### EXERCISE REQUIREMENTS
Figure out how many lines in the records below hold the string "volume". That number alone is the answer.

EXERCISE MATERIAL START

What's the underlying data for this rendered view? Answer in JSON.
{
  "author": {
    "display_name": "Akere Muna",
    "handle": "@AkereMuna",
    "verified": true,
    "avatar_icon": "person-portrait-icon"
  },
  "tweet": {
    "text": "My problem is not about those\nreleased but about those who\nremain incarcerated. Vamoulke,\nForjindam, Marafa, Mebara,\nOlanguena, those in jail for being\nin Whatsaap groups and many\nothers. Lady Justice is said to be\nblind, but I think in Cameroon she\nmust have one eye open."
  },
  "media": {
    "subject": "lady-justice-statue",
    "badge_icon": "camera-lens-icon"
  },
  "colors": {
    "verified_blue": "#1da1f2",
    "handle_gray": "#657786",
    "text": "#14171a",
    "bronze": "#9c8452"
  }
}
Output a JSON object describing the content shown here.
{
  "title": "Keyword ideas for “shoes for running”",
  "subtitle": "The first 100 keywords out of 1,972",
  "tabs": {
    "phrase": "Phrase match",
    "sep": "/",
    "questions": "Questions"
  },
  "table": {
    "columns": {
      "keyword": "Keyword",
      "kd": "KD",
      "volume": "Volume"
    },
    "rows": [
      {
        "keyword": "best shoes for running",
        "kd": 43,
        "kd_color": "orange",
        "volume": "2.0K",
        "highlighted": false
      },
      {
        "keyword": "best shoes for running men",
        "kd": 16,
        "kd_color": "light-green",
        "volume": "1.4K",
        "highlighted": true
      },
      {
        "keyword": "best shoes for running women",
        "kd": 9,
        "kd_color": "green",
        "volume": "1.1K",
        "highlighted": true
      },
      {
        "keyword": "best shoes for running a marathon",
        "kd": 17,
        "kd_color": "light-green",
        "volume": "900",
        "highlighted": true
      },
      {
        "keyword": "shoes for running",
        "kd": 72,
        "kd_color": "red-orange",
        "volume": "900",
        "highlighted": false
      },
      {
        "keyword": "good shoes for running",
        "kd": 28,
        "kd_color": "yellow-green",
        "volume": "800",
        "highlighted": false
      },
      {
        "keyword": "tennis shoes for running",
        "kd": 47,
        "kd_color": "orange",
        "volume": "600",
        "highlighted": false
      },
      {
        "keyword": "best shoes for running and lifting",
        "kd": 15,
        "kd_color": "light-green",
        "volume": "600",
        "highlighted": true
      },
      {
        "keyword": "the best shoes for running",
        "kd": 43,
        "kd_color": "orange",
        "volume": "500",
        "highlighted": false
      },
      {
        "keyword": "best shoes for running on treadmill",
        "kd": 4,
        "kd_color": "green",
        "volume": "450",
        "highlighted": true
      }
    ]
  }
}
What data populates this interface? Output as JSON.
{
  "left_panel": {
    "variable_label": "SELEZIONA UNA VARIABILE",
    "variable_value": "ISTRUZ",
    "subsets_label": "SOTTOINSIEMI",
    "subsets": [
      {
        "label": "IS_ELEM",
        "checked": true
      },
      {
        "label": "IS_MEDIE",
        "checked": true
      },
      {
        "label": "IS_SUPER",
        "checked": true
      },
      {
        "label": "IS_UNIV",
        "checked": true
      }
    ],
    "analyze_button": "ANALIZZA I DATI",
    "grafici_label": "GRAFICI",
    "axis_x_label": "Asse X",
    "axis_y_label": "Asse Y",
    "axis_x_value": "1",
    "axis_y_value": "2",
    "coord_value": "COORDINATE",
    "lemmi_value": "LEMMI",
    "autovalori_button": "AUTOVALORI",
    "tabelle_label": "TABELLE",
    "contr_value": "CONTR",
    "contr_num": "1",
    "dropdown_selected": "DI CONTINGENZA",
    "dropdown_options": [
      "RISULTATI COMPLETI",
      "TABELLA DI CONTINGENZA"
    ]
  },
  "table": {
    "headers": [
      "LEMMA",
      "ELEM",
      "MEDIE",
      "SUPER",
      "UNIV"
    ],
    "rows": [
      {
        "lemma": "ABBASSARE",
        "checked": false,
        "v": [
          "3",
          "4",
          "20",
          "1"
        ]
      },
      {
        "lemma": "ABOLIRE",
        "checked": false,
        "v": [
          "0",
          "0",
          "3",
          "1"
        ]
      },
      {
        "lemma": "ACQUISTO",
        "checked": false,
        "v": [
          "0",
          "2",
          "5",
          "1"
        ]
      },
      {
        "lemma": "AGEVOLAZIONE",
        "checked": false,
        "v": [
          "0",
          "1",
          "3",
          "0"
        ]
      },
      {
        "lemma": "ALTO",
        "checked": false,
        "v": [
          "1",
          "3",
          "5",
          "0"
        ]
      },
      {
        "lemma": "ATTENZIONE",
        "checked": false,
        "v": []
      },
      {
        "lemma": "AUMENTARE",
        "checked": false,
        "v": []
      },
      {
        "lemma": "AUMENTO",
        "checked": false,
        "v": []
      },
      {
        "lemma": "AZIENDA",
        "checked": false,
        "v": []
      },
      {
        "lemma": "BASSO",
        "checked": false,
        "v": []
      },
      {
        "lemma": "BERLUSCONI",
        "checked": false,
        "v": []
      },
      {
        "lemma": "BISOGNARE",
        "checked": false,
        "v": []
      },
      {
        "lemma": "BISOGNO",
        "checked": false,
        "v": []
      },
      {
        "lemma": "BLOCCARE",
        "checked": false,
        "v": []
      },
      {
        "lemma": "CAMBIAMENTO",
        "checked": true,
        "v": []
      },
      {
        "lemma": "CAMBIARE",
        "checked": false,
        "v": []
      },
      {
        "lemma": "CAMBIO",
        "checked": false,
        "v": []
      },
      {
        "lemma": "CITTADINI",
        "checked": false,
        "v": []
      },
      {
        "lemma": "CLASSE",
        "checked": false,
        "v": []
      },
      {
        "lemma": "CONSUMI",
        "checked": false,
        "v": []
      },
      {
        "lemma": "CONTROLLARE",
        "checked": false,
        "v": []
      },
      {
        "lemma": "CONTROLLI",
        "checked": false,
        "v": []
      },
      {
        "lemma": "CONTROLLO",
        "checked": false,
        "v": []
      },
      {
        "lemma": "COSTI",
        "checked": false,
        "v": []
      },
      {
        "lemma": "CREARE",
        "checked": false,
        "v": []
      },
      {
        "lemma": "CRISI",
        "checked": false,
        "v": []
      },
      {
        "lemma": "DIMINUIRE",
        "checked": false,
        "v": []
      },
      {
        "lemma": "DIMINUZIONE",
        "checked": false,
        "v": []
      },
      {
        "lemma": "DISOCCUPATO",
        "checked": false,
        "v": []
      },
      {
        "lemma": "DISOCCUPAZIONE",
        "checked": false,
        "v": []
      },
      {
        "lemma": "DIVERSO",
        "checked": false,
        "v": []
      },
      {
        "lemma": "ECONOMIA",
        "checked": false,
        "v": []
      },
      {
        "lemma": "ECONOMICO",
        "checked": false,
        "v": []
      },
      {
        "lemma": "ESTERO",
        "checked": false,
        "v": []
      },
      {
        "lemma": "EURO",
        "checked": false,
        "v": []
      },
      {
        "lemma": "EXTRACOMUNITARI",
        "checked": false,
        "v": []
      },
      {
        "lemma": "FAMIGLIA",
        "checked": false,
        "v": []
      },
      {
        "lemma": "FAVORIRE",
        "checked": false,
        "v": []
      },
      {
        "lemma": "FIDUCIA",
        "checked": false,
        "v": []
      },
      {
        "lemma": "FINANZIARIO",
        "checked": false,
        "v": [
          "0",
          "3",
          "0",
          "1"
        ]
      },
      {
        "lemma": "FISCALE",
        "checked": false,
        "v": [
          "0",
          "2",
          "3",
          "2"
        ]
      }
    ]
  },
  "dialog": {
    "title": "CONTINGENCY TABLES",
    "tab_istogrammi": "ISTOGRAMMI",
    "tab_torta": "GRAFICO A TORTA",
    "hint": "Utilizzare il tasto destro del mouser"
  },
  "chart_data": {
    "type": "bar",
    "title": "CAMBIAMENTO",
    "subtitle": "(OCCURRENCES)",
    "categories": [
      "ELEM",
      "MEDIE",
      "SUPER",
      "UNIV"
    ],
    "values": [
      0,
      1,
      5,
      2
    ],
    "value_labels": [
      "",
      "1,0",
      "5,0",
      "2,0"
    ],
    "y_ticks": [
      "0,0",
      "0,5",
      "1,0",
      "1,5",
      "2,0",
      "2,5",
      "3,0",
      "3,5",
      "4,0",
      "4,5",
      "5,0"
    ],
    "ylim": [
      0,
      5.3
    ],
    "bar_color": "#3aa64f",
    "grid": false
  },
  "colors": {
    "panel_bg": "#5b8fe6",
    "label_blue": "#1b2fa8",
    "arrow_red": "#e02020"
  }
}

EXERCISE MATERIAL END

### EXERCISE RESPONSE
11